At the GPDRR Innovation Platform, a collaborative booth on “Understanding Risks, Addressing Complexity, Fostering Resilience – Contributions from Germany” was hosted on behalf of the German Federal Government as well as the Interministerial Working Group Sendai (IMAG Sendai) and commissioned by the Federal Ministry for Economic Cooperation and Development. Gathering various knowledge products by German ministries (BMZ, BMI, AA, BMUV and others), additional actors and organisations (GIZ, UBA, DWD, BBK and others), the booth provided an overview on German action and engagement in the field of disaster risk management, climate change adaptation, and risk-informed development.
Participants visiting the "Contributions from Germany" booth at the innovation platform; © GIDRM/GIZ
“The Global Platform was organized at a time when the world is recovering from the COVID-19 pandemic, while facing the growing impacts of the climate emergency. This has been compounded by conflicts, including the war in Ukraine, which has disrupted global supply chains, led to inflation, and threatened food security, further deepening vulnerabilities of people living in the most disaster-prone parts of the world.” (From the Co-Chairs’ Summary: Bali Agenda for Resilience).
“We can—and we must—put our efforts firmly behind prevention and risk reduction, and build a safe, sustainable, resilient and equitable future for all.”
Our world turns more complex every day. Risks of conflict and fragility are on the rise and have cascading effects. Communities and administrations in fragile or even volatile context face an additional burden when struck by a disaster. So how can we better support them? We need to put more efforts on the interlinkages between multilateral organisations, development and humanitarian actors as well as local stakeholders for complementary risk-informed development approaches. To safeguard development achievements, we need to reconfigure and adapt governance and financial systems to allow for more risk-informed decision making. In face of the vast overlap between DRM and CCA, more coherence and less fragmentation can avoid duplications and contribute to minimising risks more efficiently and effectively—because at the end, it’s about risks faced by and the vulnerability of communities and individuals.

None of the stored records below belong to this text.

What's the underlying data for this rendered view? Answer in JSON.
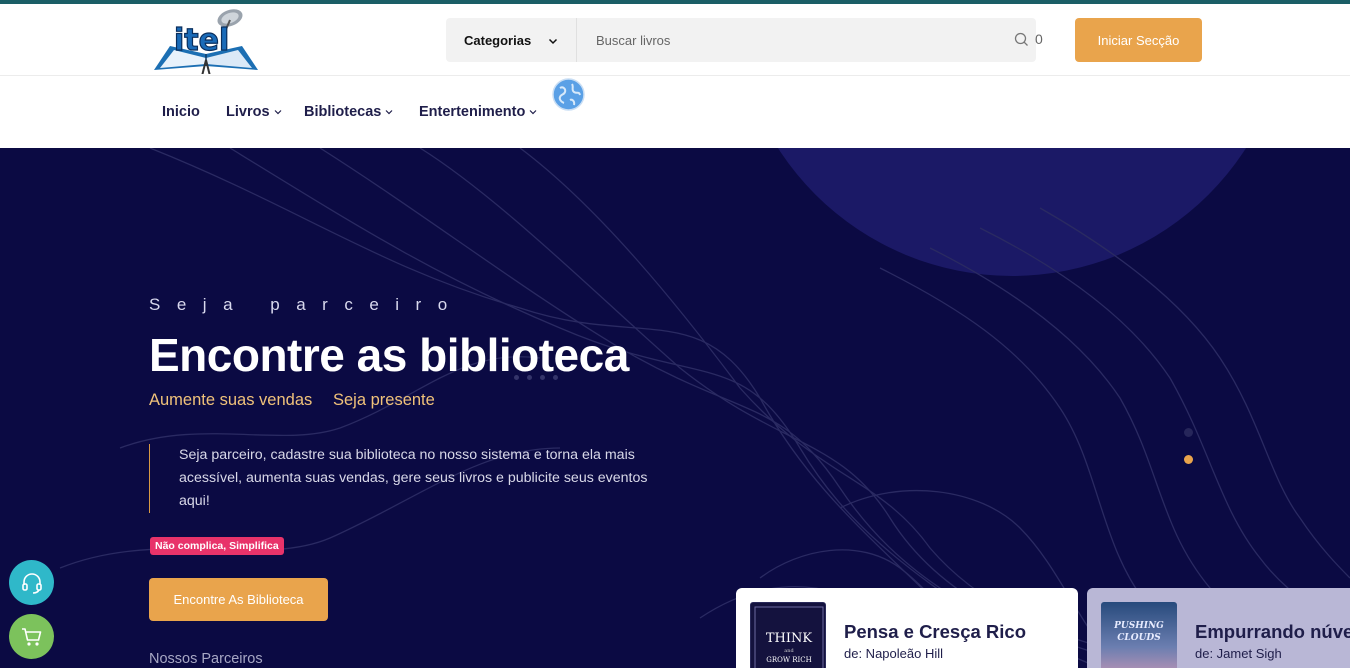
{
  "brand": {
    "logo_text": "itel"
  },
  "search": {
    "category_label": "Categorias",
    "placeholder": "Buscar livros",
    "count": "0"
  },
  "header": {
    "login_label": "Iniciar Secção"
  },
  "nav": {
    "items": [
      {
        "label": "Inicio",
        "has_dropdown": false
      },
      {
        "label": "Livros",
        "has_dropdown": true
      },
      {
        "label": "Bibliotecas",
        "has_dropdown": true
      },
      {
        "label": "Entertenimento",
        "has_dropdown": true
      }
    ],
    "globe_icon": "globe-icon"
  },
  "hero": {
    "eyebrow": "Seja parceiro",
    "title": "Encontre as biblioteca",
    "subtitle_a": "Aumente suas vendas",
    "subtitle_b": "Seja presente",
    "description": "Seja parceiro, cadastre sua biblioteca no nosso sistema e torna ela mais acessível, aumenta suas vendas, gere seus livros e publicite seus eventos aqui!",
    "badge": "Não complica, Simplifica",
    "cta_label": "Encontre As Biblioteca",
    "partners_label": "Nossos Parceiros"
  },
  "books": [
    {
      "title": "Pensa e Cresça Rico",
      "author": "de: Napoleão Hill",
      "cover_title": "THINK",
      "cover_and": "and",
      "cover_sub": "GROW RICH"
    },
    {
      "title": "Empurrando núvens",
      "author": "de: Jamet Sigh",
      "cover_title": "PUSHING",
      "cover_sub": "CLOUDS"
    }
  ],
  "colors": {
    "accent": "#e9a44c",
    "hero_bg": "#0b0a43",
    "nav_text": "#1f1e4a",
    "badge": "#e8336a"
  },
  "floating": {
    "support_icon": "headset-icon",
    "cart_icon": "cart-icon"
  }
}
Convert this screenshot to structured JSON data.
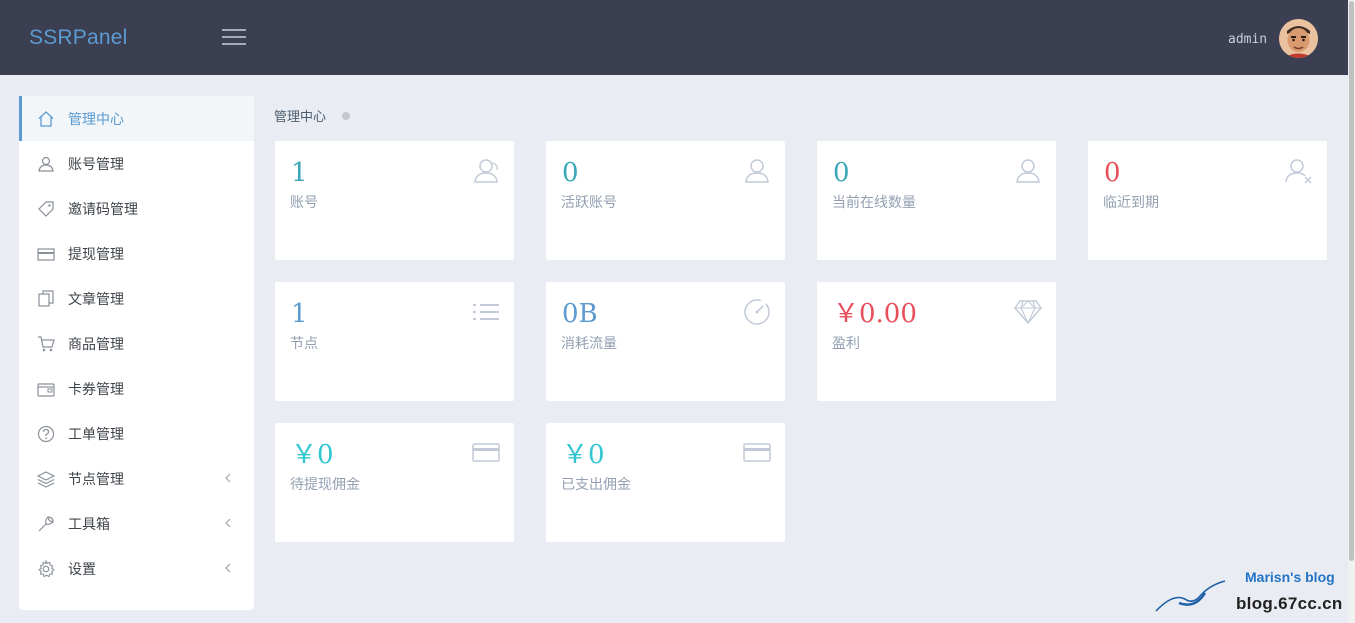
{
  "header": {
    "brand": "SSRPanel",
    "username": "admin"
  },
  "sidebar": {
    "items": [
      {
        "label": "管理中心",
        "icon": "home-icon",
        "active": true
      },
      {
        "label": "账号管理",
        "icon": "users-icon"
      },
      {
        "label": "邀请码管理",
        "icon": "tag-icon"
      },
      {
        "label": "提现管理",
        "icon": "credit-card-icon"
      },
      {
        "label": "文章管理",
        "icon": "docs-icon"
      },
      {
        "label": "商品管理",
        "icon": "cart-icon"
      },
      {
        "label": "卡券管理",
        "icon": "wallet-icon"
      },
      {
        "label": "工单管理",
        "icon": "question-icon"
      },
      {
        "label": "节点管理",
        "icon": "layers-icon",
        "expandable": true
      },
      {
        "label": "工具箱",
        "icon": "wrench-icon",
        "expandable": true
      },
      {
        "label": "设置",
        "icon": "settings-icon",
        "expandable": true
      }
    ]
  },
  "breadcrumb": {
    "current": "管理中心"
  },
  "stats": [
    {
      "value": "1",
      "label": "账号",
      "icon": "users-icon",
      "color": "#3aa8b8"
    },
    {
      "value": "0",
      "label": "活跃账号",
      "icon": "user-icon",
      "color": "#3aa8b8"
    },
    {
      "value": "0",
      "label": "当前在线数量",
      "icon": "user-icon",
      "color": "#3aa8b8"
    },
    {
      "value": "0",
      "label": "临近到期",
      "icon": "user-unfollow-icon",
      "color": "#e7505a"
    },
    {
      "value": "1",
      "label": "节点",
      "icon": "list-icon",
      "color": "#5c9bd1"
    },
    {
      "value": "0B",
      "label": "消耗流量",
      "icon": "speedometer-icon",
      "color": "#5c9bd1"
    },
    {
      "value": "￥0.00",
      "label": "盈利",
      "icon": "diamond-icon",
      "color": "#e7505a"
    },
    {
      "value": "￥0",
      "label": "待提现佣金",
      "icon": "credit-card-icon",
      "color": "#32c5d2"
    },
    {
      "value": "￥0",
      "label": "已支出佣金",
      "icon": "credit-card-icon",
      "color": "#32c5d2"
    }
  ],
  "watermark": {
    "title": "Marisn's blog",
    "url": "blog.67cc.cn"
  },
  "colors": {
    "topbar": "#3b3f51",
    "brand": "#5c9bd1",
    "background": "#e9ecf3",
    "accent": "#5b9bd1"
  }
}
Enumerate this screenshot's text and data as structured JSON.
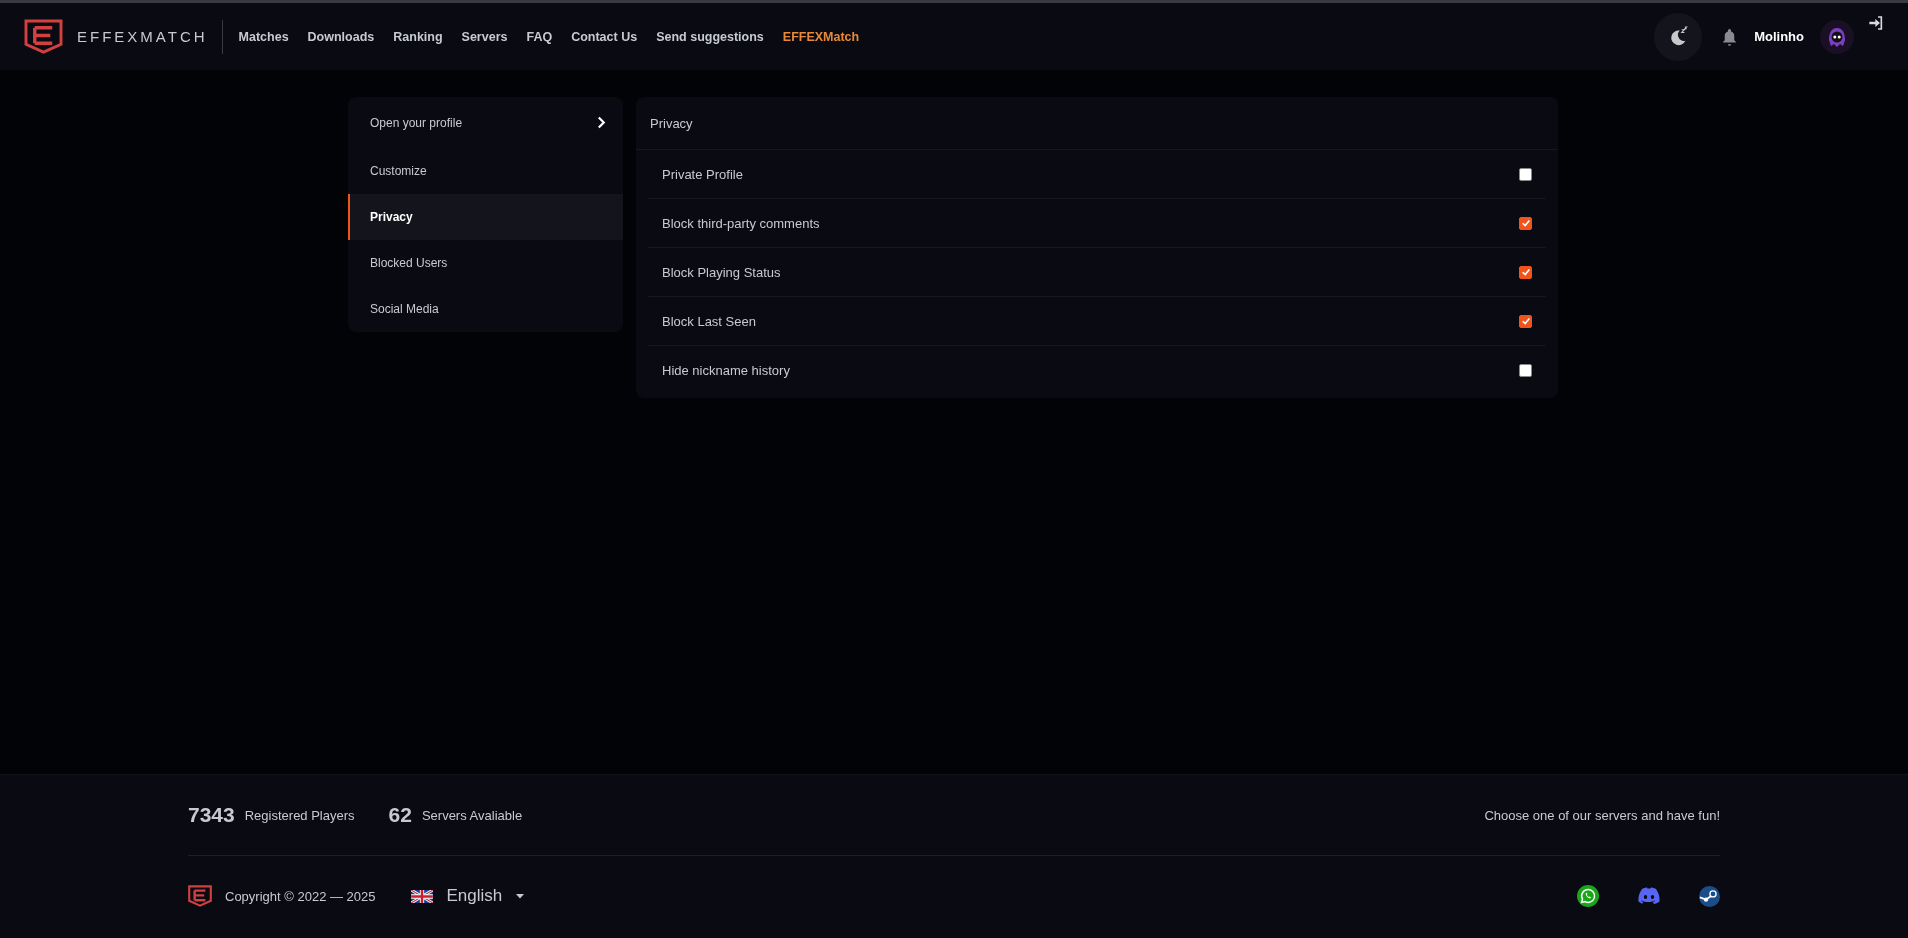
{
  "header": {
    "brand": "EFFEXMATCH",
    "nav": [
      {
        "label": "Matches",
        "highlighted": false
      },
      {
        "label": "Downloads",
        "highlighted": false
      },
      {
        "label": "Ranking",
        "highlighted": false
      },
      {
        "label": "Servers",
        "highlighted": false
      },
      {
        "label": "FAQ",
        "highlighted": false
      },
      {
        "label": "Contact Us",
        "highlighted": false
      },
      {
        "label": "Send suggestions",
        "highlighted": false
      },
      {
        "label": "EFFEXMatch",
        "highlighted": true
      }
    ],
    "username": "Molinho"
  },
  "sidebar": {
    "items": [
      {
        "label": "Open your profile",
        "kind": "link",
        "selected": false
      },
      {
        "label": "Customize",
        "kind": "item",
        "selected": false
      },
      {
        "label": "Privacy",
        "kind": "item",
        "selected": true
      },
      {
        "label": "Blocked Users",
        "kind": "item",
        "selected": false
      },
      {
        "label": "Social Media",
        "kind": "item",
        "selected": false
      }
    ]
  },
  "privacy": {
    "title": "Privacy",
    "options": [
      {
        "label": "Private Profile",
        "checked": false
      },
      {
        "label": "Block third-party comments",
        "checked": true
      },
      {
        "label": "Block Playing Status",
        "checked": true
      },
      {
        "label": "Block Last Seen",
        "checked": true
      },
      {
        "label": "Hide nickname history",
        "checked": false
      }
    ]
  },
  "footer": {
    "stats": [
      {
        "value": "7343",
        "label": "Registered Players"
      },
      {
        "value": "62",
        "label": "Servers Avaliable"
      }
    ],
    "tagline": "Choose one of our servers and have fun!",
    "copyright": "Copyright © 2022 — 2025",
    "language": "English"
  }
}
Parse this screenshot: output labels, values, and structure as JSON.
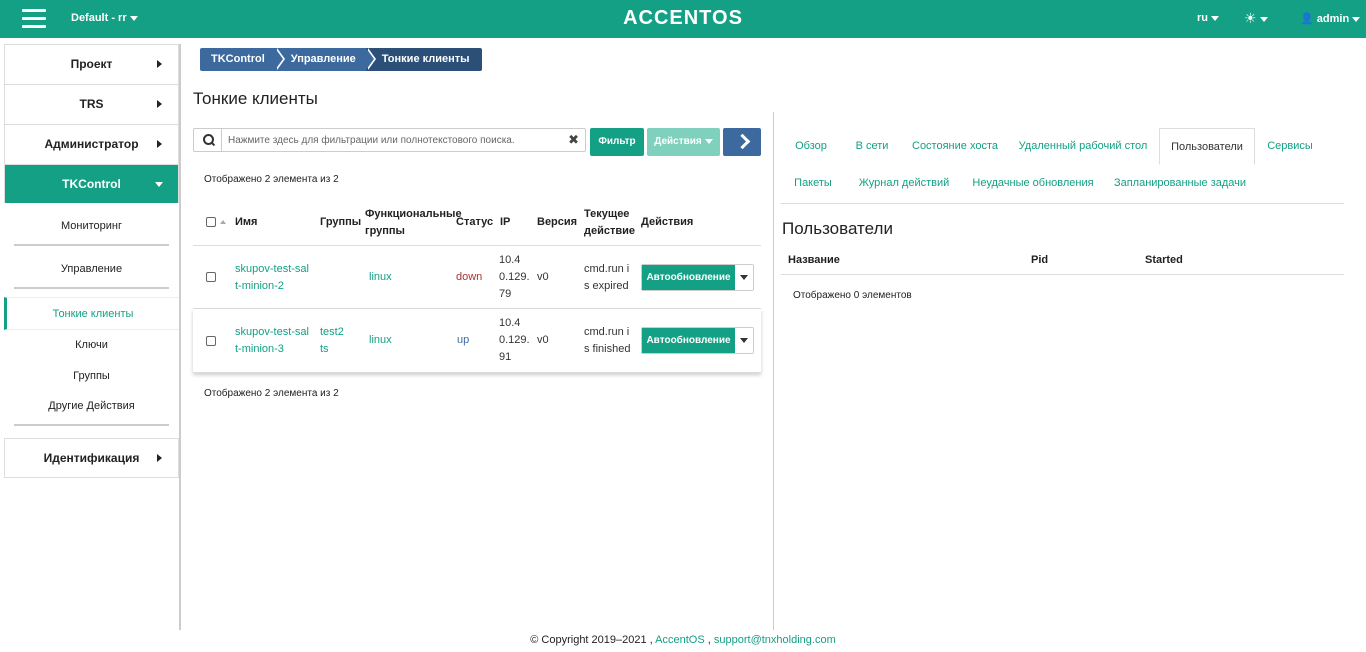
{
  "topbar": {
    "project": "Default - rr",
    "logo": "ACCENTOS",
    "lang": "ru",
    "user": "admin"
  },
  "sidebar": {
    "sections": [
      "Проект",
      "TRS",
      "Администратор",
      "TKControl"
    ],
    "sub": {
      "monitoring": "Мониторинг",
      "management": "Управление",
      "thin_clients": "Тонкие клиенты",
      "keys": "Ключи",
      "groups": "Группы",
      "other_actions": "Другие Действия"
    },
    "identity": "Идентификация"
  },
  "breadcrumb": [
    "TKControl",
    "Управление",
    "Тонкие клиенты"
  ],
  "page_title": "Тонкие клиенты",
  "search": {
    "placeholder": "Нажмите здесь для фильтрации или полнотекстового поиска.",
    "clear": "✖"
  },
  "buttons": {
    "filter": "Фильтр",
    "actions": "Действия"
  },
  "count_text": "Отображено 2 элемента из 2",
  "table": {
    "headers": {
      "name": "Имя",
      "groups": "Группы",
      "func_groups_1": "Функциональные",
      "func_groups_2": "группы",
      "status": "Статус",
      "ip": "IP",
      "version": "Версия",
      "current_1": "Текущее",
      "current_2": "действие",
      "actions": "Действия"
    },
    "rows": [
      {
        "name_1": "skupov-test-sal",
        "name_2": "t-minion-2",
        "groups_1": "",
        "groups_2": "",
        "func": "linux",
        "status": "down",
        "ip_1": "10.4",
        "ip_2": "0.129.",
        "ip_3": "79",
        "version": "v0",
        "action_1": "cmd.run i",
        "action_2": "s expired",
        "button": "Автообновление"
      },
      {
        "name_1": "skupov-test-sal",
        "name_2": "t-minion-3",
        "groups_1": "test2",
        "groups_2": "ts",
        "func": "linux",
        "status": "up",
        "ip_1": "10.4",
        "ip_2": "0.129.",
        "ip_3": "91",
        "version": "v0",
        "action_1": "cmd.run i",
        "action_2": "s finished",
        "button": "Автообновление"
      }
    ]
  },
  "tabs": {
    "overview": "Обзор",
    "online": "В сети",
    "host_state": "Состояние хоста",
    "remote_desktop": "Удаленный рабочий стол",
    "users": "Пользователи",
    "services": "Сервисы",
    "packages": "Пакеты",
    "action_log": "Журнал действий",
    "failed_updates": "Неудачные обновления",
    "scheduled_tasks": "Запланированные задачи"
  },
  "users_pane": {
    "title": "Пользователи",
    "col_name": "Название",
    "col_pid": "Pid",
    "col_started": "Started",
    "count_text": "Отображено 0 элементов"
  },
  "footer": {
    "copyright": "© Copyright 2019–2021 ,",
    "accentos": "AccentOS",
    "sep": ",",
    "email": "support@tnxholding.com"
  }
}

German Delegation at the #GPDRR2022; © GIZ
The #GPDRR2022 progressed towards more gender parity and accessibility: “Half of the panellists and 40 percent of participants were women. Over 200 persons with disability actively engaged in panels and in discussion.” (Bali Agenda for Resilience).
The next GPDRR will take place in 2025 in Geneva, Switzerland.
Organized by the United Nations Office for Disaster Risk Reduction (UNDRR) and hosted by alternating member countries, the forum takes place every three years and draws in governmental, research and civil-society actors as well as public and private stakeholders from all over the world to review the progress made in the implementation of the Sendai Framework, share knowledge and discuss innovative approaches regarding DRR. Since 2006, the GPDRR is the key gathering for strategic cooperation and monitoring to implement the goals on disaster risk reduction and management set in the Sendai Framework and other international agendas.
German booth at the #GPDRR2022; © GIDRM/GIZ